▶ WORK INSTRUCTIONS:
Report every line of the entries that contains the word "field".

▶ RECORDS FOR THIS EXERCISE:
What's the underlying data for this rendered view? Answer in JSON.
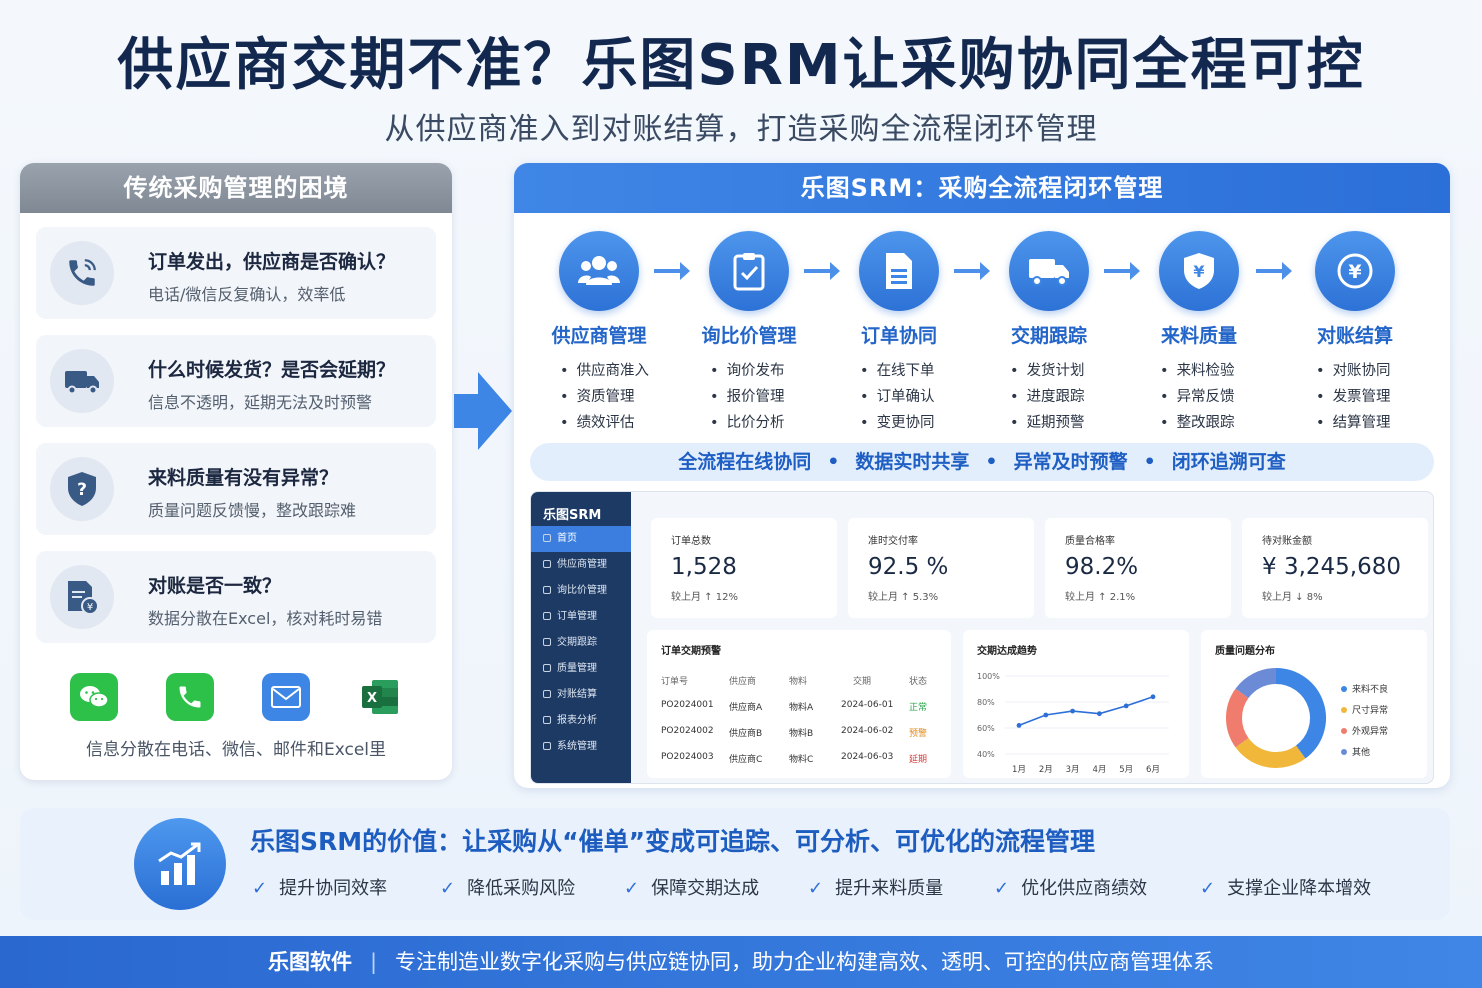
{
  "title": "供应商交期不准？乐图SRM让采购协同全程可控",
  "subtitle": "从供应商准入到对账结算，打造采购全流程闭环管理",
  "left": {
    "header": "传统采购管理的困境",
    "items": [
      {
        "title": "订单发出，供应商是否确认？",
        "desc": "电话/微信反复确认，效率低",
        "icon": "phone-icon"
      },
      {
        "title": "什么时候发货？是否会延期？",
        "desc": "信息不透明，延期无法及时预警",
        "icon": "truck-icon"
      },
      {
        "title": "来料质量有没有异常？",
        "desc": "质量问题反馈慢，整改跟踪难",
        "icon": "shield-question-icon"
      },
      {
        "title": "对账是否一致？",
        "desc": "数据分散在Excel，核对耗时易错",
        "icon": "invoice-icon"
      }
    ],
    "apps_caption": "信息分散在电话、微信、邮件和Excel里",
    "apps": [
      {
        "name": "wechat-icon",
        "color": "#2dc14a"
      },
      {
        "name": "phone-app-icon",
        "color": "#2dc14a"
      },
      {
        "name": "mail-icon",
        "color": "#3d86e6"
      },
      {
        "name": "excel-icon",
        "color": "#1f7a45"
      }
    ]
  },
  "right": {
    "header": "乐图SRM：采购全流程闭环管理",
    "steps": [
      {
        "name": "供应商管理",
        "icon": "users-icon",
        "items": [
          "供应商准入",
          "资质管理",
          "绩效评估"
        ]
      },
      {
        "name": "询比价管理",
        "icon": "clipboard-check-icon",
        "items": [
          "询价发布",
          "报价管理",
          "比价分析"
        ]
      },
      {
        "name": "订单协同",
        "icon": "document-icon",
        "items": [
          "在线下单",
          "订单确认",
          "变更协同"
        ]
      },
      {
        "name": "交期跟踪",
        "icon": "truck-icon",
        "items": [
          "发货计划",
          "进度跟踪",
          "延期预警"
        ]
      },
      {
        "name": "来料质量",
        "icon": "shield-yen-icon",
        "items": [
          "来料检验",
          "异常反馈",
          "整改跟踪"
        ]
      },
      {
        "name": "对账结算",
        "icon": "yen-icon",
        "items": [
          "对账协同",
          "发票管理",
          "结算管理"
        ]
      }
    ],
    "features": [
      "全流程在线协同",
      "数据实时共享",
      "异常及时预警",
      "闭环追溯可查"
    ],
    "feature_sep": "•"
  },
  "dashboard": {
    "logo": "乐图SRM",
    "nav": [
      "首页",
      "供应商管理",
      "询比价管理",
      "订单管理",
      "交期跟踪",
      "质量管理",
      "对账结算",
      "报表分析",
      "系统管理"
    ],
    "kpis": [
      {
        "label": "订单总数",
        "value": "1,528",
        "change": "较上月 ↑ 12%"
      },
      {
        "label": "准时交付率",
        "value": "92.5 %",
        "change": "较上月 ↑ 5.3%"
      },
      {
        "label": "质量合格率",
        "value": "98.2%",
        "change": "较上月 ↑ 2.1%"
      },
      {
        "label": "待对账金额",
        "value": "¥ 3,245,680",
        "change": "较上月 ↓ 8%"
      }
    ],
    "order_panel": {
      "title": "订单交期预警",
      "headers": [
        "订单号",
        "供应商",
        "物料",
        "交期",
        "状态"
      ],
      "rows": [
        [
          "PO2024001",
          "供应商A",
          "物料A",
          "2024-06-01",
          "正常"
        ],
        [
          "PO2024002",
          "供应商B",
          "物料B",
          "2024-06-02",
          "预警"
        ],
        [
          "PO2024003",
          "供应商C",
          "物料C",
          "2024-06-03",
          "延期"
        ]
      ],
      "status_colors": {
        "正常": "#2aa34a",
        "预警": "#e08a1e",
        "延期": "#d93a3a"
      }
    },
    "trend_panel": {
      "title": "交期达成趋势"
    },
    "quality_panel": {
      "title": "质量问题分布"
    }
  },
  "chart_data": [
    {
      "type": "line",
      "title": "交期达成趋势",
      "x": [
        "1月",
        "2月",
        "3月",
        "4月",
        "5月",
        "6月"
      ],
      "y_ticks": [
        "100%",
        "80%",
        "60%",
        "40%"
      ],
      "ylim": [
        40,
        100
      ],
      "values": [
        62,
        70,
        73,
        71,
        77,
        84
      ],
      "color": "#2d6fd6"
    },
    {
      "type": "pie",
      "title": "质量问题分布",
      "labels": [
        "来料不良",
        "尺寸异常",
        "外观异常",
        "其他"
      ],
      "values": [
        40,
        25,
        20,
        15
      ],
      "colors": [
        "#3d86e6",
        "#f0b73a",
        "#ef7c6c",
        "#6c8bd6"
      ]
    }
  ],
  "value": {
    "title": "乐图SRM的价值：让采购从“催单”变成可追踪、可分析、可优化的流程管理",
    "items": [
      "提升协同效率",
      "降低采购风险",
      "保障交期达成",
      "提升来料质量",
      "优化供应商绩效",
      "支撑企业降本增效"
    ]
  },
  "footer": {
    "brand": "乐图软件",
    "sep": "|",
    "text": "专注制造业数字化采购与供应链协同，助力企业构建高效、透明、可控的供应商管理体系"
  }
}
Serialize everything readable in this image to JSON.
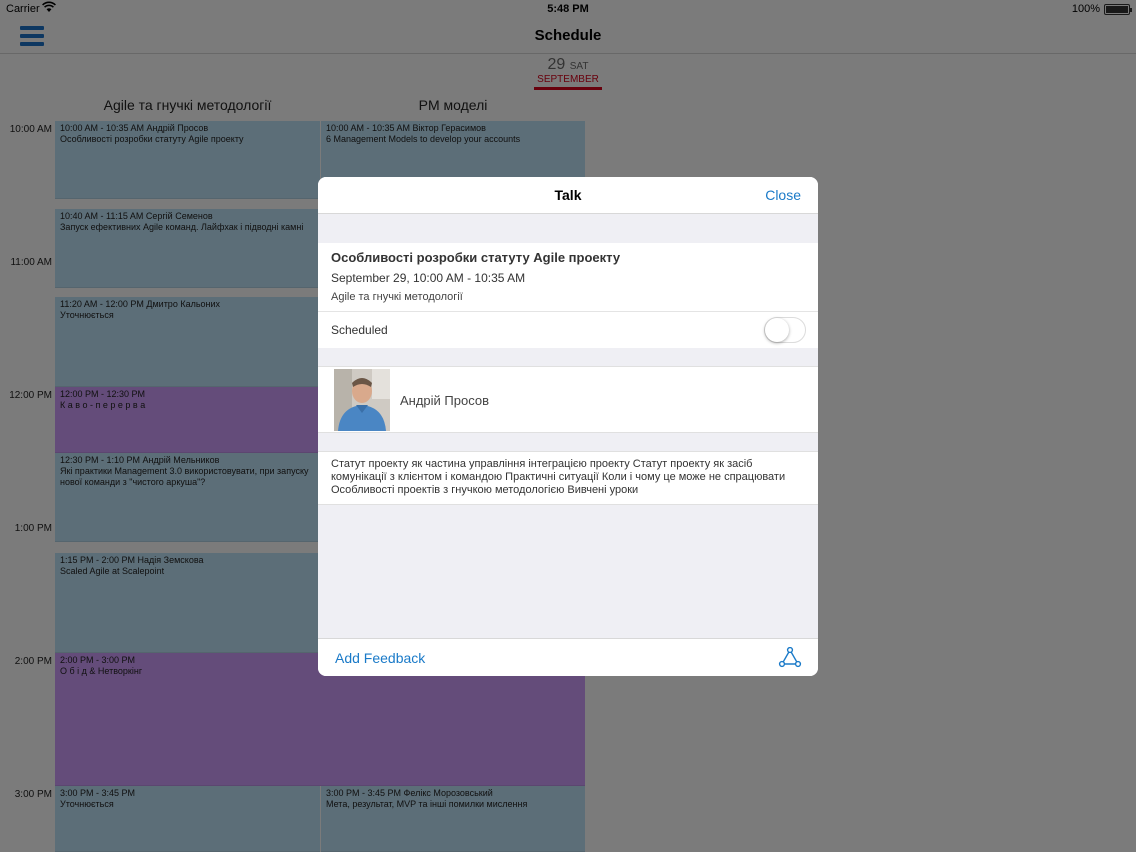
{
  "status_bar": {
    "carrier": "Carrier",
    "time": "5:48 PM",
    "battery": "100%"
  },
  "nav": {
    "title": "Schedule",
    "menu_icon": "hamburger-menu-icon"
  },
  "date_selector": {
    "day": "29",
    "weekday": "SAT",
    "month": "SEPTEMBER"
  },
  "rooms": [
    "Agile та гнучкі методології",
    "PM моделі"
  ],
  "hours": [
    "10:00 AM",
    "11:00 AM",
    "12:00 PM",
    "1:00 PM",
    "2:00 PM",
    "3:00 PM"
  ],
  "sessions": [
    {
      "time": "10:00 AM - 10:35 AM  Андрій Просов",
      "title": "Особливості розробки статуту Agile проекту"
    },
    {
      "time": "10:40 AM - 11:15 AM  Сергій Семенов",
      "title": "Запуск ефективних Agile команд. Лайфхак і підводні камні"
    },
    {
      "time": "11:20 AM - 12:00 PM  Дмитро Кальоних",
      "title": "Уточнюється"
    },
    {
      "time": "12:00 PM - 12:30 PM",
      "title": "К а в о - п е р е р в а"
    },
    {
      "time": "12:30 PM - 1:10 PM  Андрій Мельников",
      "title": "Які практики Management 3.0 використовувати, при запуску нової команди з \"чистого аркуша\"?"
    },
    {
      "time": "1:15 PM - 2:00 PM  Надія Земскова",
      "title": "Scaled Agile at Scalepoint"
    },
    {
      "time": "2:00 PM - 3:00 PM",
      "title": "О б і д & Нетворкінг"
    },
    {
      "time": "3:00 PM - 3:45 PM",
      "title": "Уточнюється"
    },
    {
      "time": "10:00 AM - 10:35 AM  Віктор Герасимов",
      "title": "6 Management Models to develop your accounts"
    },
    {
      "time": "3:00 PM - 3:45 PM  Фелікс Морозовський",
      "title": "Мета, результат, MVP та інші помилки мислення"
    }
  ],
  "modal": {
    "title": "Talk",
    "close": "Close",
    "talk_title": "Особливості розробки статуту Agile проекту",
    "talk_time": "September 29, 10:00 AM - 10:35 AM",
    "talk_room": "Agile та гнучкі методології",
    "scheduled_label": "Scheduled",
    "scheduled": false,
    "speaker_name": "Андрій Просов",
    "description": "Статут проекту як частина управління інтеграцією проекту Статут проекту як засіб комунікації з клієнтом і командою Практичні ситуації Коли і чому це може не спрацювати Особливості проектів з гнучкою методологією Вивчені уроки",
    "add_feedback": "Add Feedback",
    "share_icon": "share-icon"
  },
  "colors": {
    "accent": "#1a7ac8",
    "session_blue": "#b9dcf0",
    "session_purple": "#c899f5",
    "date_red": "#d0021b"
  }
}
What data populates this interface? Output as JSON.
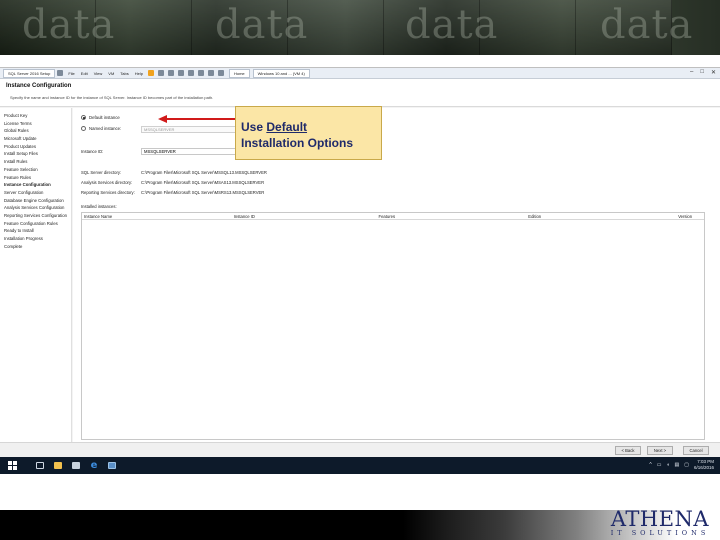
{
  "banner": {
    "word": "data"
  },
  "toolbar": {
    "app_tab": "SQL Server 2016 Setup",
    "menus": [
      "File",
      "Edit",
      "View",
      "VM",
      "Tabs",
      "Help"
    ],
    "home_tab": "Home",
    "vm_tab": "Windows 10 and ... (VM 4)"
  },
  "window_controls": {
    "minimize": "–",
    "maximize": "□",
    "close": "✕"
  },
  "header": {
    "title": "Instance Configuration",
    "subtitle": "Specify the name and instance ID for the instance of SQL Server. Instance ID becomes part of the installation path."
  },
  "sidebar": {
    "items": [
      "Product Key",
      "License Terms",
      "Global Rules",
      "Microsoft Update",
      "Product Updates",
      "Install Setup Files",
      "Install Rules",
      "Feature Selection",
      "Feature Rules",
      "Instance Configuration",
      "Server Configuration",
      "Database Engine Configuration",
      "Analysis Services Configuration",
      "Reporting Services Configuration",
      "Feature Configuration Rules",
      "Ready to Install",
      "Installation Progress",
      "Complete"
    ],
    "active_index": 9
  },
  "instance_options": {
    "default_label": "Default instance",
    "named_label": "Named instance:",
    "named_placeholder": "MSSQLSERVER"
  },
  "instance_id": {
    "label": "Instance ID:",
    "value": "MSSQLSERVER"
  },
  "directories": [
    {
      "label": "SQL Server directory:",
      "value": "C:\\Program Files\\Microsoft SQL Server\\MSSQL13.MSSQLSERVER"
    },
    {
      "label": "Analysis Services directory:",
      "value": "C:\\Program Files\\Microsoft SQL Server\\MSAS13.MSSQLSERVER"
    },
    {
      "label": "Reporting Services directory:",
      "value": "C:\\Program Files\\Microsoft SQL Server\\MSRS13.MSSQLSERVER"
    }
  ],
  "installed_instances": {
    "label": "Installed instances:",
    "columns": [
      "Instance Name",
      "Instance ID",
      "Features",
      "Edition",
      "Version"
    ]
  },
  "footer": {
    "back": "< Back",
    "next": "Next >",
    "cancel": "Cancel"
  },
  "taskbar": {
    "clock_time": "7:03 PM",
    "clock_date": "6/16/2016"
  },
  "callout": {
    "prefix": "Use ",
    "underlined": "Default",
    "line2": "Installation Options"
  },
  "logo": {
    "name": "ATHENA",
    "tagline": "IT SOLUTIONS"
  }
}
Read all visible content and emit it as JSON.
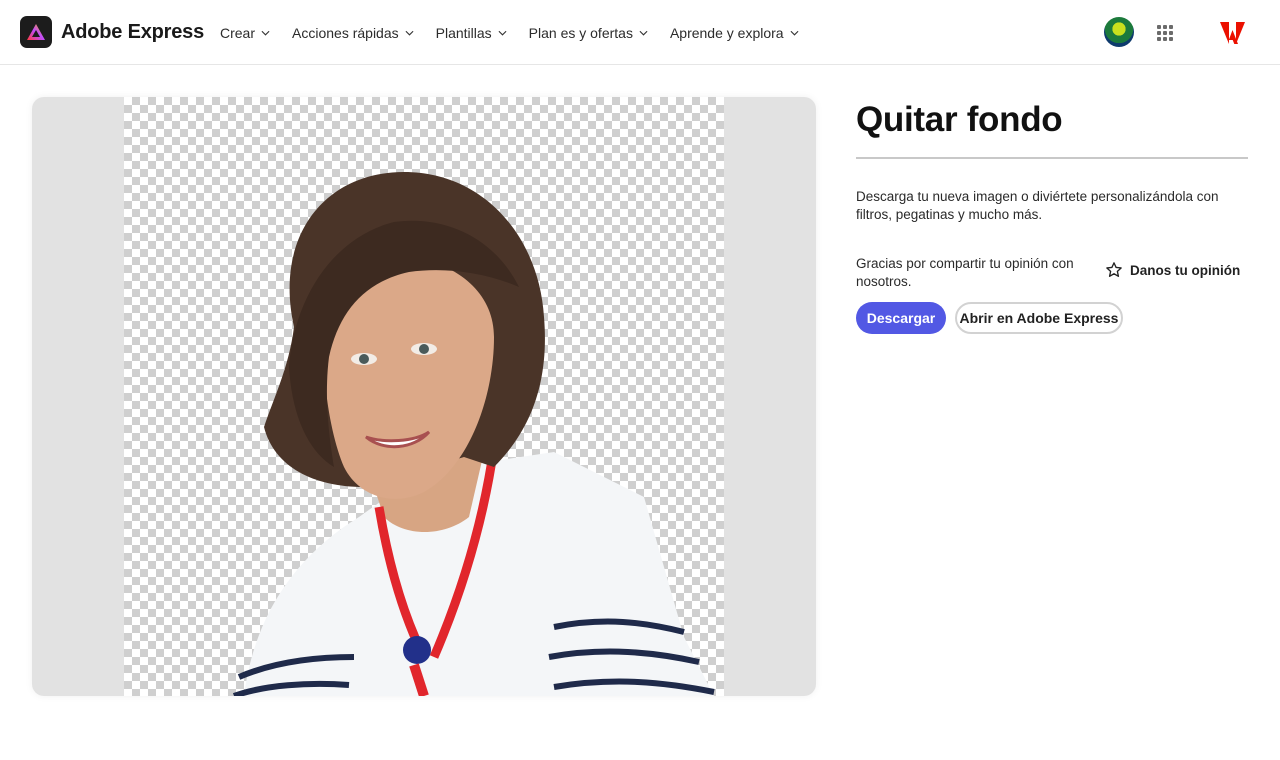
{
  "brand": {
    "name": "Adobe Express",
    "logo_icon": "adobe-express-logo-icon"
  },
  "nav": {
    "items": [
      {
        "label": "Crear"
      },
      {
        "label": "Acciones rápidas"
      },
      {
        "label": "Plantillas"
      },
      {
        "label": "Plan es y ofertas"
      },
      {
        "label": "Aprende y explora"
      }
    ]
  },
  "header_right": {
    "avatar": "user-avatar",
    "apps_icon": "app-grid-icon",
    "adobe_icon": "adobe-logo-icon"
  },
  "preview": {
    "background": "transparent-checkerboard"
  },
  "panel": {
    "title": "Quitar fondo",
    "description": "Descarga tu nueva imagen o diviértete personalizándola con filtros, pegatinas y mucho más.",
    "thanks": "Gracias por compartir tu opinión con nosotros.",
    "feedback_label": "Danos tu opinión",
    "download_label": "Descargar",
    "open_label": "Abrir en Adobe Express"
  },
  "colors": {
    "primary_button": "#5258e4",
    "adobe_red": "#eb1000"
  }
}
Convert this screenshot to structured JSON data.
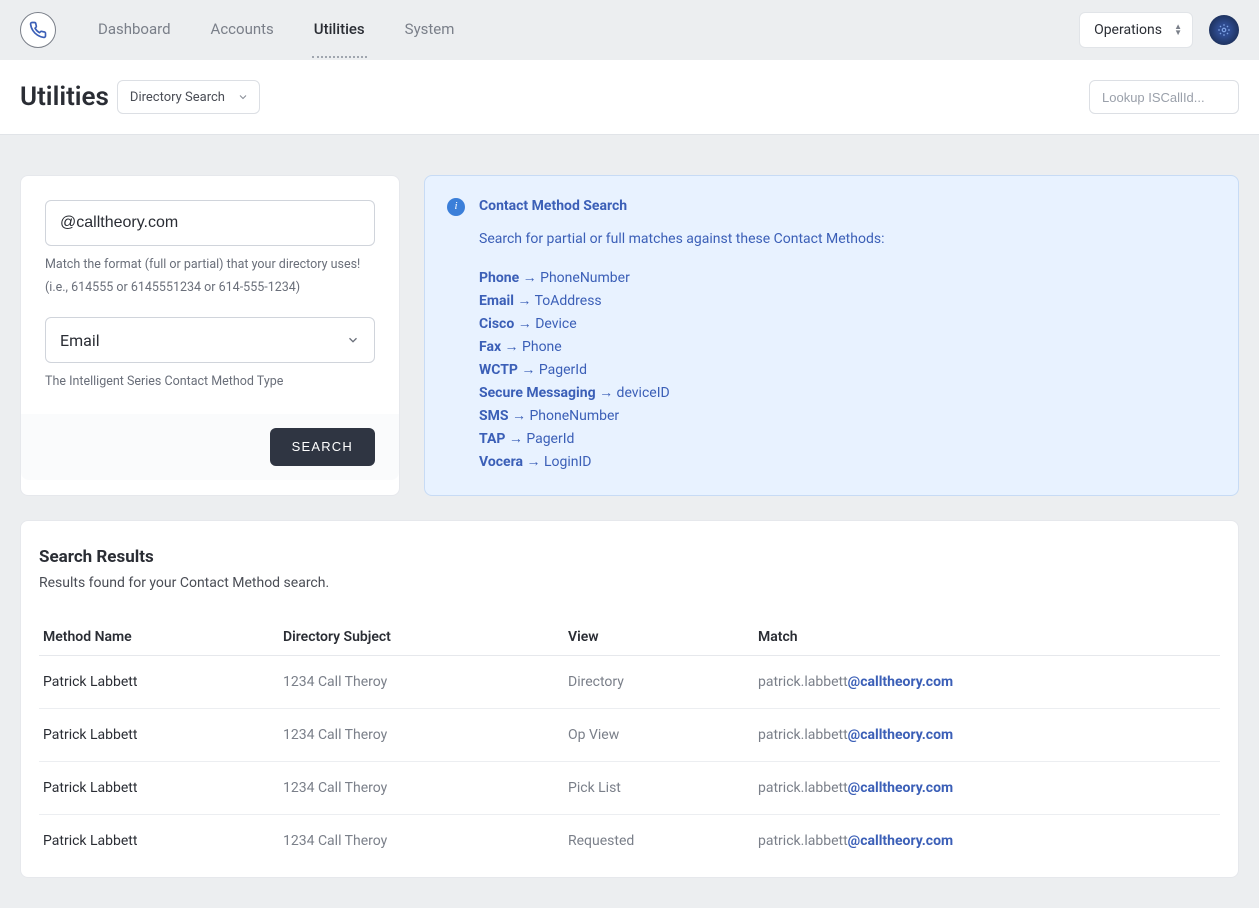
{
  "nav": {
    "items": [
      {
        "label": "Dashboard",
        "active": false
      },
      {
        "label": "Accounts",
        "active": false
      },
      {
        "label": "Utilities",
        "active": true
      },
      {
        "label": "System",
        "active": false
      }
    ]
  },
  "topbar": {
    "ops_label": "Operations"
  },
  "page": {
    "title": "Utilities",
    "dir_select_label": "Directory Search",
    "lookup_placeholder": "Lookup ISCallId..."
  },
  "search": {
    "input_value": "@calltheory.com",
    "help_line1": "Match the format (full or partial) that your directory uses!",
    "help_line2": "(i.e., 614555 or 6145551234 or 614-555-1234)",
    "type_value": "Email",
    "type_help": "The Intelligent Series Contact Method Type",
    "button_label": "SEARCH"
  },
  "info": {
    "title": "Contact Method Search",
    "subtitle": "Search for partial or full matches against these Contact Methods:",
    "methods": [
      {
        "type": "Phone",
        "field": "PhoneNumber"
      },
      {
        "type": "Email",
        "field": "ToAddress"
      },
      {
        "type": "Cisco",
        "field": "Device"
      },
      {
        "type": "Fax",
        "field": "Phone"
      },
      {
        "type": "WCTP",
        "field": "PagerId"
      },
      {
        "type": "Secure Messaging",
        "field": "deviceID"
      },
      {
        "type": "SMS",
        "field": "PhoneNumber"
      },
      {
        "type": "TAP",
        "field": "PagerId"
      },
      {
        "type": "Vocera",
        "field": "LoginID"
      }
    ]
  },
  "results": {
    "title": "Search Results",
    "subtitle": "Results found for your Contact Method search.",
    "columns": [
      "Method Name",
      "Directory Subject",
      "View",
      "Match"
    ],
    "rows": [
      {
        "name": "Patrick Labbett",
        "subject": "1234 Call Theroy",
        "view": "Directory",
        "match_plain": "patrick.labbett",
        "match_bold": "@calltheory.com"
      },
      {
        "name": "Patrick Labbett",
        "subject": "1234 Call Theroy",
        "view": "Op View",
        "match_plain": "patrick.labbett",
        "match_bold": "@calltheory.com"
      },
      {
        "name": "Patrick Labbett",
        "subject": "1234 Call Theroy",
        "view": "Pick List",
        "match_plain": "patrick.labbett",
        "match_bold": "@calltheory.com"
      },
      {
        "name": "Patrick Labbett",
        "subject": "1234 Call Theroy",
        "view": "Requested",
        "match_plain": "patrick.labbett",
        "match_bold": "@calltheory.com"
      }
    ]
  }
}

▶ WRITTEN REPLY:
        "field": "PhoneNumber"
        "field": "ToAddress"
        "field": "Device"
        "field": "Phone"
        "field": "PagerId"
        "field": "deviceID"
        "field": "PhoneNumber"
        "field": "PagerId"
        "field": "LoginID"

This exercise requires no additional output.